Supplied material
+---+
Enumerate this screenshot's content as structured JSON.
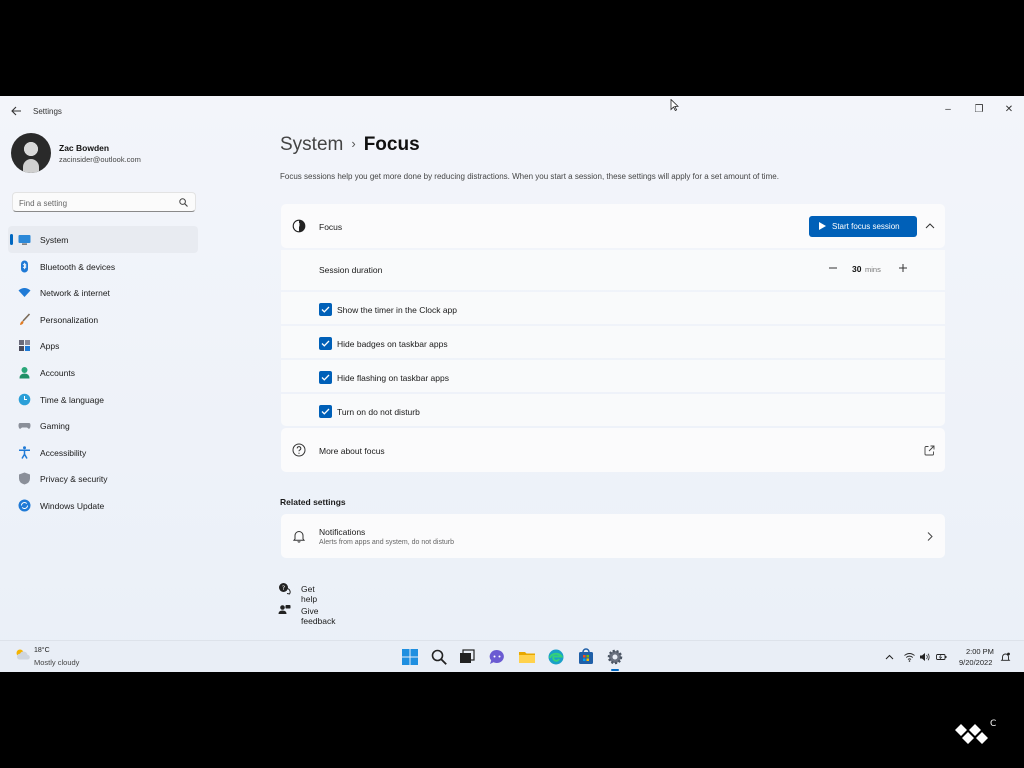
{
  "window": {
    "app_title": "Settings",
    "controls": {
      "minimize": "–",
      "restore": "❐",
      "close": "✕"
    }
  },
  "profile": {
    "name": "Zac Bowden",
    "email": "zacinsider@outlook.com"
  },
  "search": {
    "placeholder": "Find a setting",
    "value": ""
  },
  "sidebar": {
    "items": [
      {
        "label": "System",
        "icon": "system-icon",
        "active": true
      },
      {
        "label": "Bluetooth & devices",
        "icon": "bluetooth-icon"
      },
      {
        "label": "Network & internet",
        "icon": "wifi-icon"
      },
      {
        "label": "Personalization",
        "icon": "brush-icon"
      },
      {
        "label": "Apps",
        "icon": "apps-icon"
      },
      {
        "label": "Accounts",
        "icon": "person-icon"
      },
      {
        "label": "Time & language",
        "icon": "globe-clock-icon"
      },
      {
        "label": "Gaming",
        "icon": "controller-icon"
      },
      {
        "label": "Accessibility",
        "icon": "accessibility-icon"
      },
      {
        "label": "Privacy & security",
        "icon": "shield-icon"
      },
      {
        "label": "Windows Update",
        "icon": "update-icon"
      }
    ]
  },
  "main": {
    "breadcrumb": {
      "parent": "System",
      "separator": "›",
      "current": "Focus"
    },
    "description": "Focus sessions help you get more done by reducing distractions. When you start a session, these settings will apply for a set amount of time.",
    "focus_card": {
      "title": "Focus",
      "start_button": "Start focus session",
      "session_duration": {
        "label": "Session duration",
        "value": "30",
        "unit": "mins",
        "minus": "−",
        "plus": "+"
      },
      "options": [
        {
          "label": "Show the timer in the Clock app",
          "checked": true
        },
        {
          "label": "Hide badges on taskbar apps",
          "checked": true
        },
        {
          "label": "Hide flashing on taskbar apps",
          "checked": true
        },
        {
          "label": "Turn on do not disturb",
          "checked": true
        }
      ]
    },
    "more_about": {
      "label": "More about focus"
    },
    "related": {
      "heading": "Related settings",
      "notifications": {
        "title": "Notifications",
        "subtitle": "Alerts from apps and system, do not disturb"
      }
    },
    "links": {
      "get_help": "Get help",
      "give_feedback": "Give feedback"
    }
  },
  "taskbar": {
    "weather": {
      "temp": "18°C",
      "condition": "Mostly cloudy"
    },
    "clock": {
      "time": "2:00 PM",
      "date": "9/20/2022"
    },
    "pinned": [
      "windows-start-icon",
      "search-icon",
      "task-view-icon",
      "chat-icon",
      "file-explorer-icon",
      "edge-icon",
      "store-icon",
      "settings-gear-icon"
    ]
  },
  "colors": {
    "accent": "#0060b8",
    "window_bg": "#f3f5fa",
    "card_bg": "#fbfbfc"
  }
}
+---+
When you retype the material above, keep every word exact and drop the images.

Enumerate this screenshot's content as structured JSON.
{
  "window": {
    "app_title": "Settings",
    "controls": {
      "minimize": "–",
      "restore": "❐",
      "close": "✕"
    }
  },
  "profile": {
    "name": "Zac Bowden",
    "email": "zacinsider@outlook.com"
  },
  "search": {
    "placeholder": "Find a setting",
    "value": ""
  },
  "sidebar": {
    "items": [
      {
        "label": "System",
        "icon": "system-icon",
        "active": true
      },
      {
        "label": "Bluetooth & devices",
        "icon": "bluetooth-icon"
      },
      {
        "label": "Network & internet",
        "icon": "wifi-icon"
      },
      {
        "label": "Personalization",
        "icon": "brush-icon"
      },
      {
        "label": "Apps",
        "icon": "apps-icon"
      },
      {
        "label": "Accounts",
        "icon": "person-icon"
      },
      {
        "label": "Time & language",
        "icon": "globe-clock-icon"
      },
      {
        "label": "Gaming",
        "icon": "controller-icon"
      },
      {
        "label": "Accessibility",
        "icon": "accessibility-icon"
      },
      {
        "label": "Privacy & security",
        "icon": "shield-icon"
      },
      {
        "label": "Windows Update",
        "icon": "update-icon"
      }
    ]
  },
  "main": {
    "breadcrumb": {
      "parent": "System",
      "separator": "›",
      "current": "Focus"
    },
    "description": "Focus sessions help you get more done by reducing distractions. When you start a session, these settings will apply for a set amount of time.",
    "focus_card": {
      "title": "Focus",
      "start_button": "Start focus session",
      "session_duration": {
        "label": "Session duration",
        "value": "30",
        "unit": "mins",
        "minus": "−",
        "plus": "+"
      },
      "options": [
        {
          "label": "Show the timer in the Clock app",
          "checked": true
        },
        {
          "label": "Hide badges on taskbar apps",
          "checked": true
        },
        {
          "label": "Hide flashing on taskbar apps",
          "checked": true
        },
        {
          "label": "Turn on do not disturb",
          "checked": true
        }
      ]
    },
    "more_about": {
      "label": "More about focus"
    },
    "related": {
      "heading": "Related settings",
      "notifications": {
        "title": "Notifications",
        "subtitle": "Alerts from apps and system, do not disturb"
      }
    },
    "links": {
      "get_help": "Get help",
      "give_feedback": "Give feedback"
    }
  },
  "taskbar": {
    "weather": {
      "temp": "18°C",
      "condition": "Mostly cloudy"
    },
    "clock": {
      "time": "2:00 PM",
      "date": "9/20/2022"
    },
    "pinned": [
      "windows-start-icon",
      "search-icon",
      "task-view-icon",
      "chat-icon",
      "file-explorer-icon",
      "edge-icon",
      "store-icon",
      "settings-gear-icon"
    ]
  },
  "colors": {
    "accent": "#0060b8",
    "window_bg": "#f3f5fa",
    "card_bg": "#fbfbfc"
  }
}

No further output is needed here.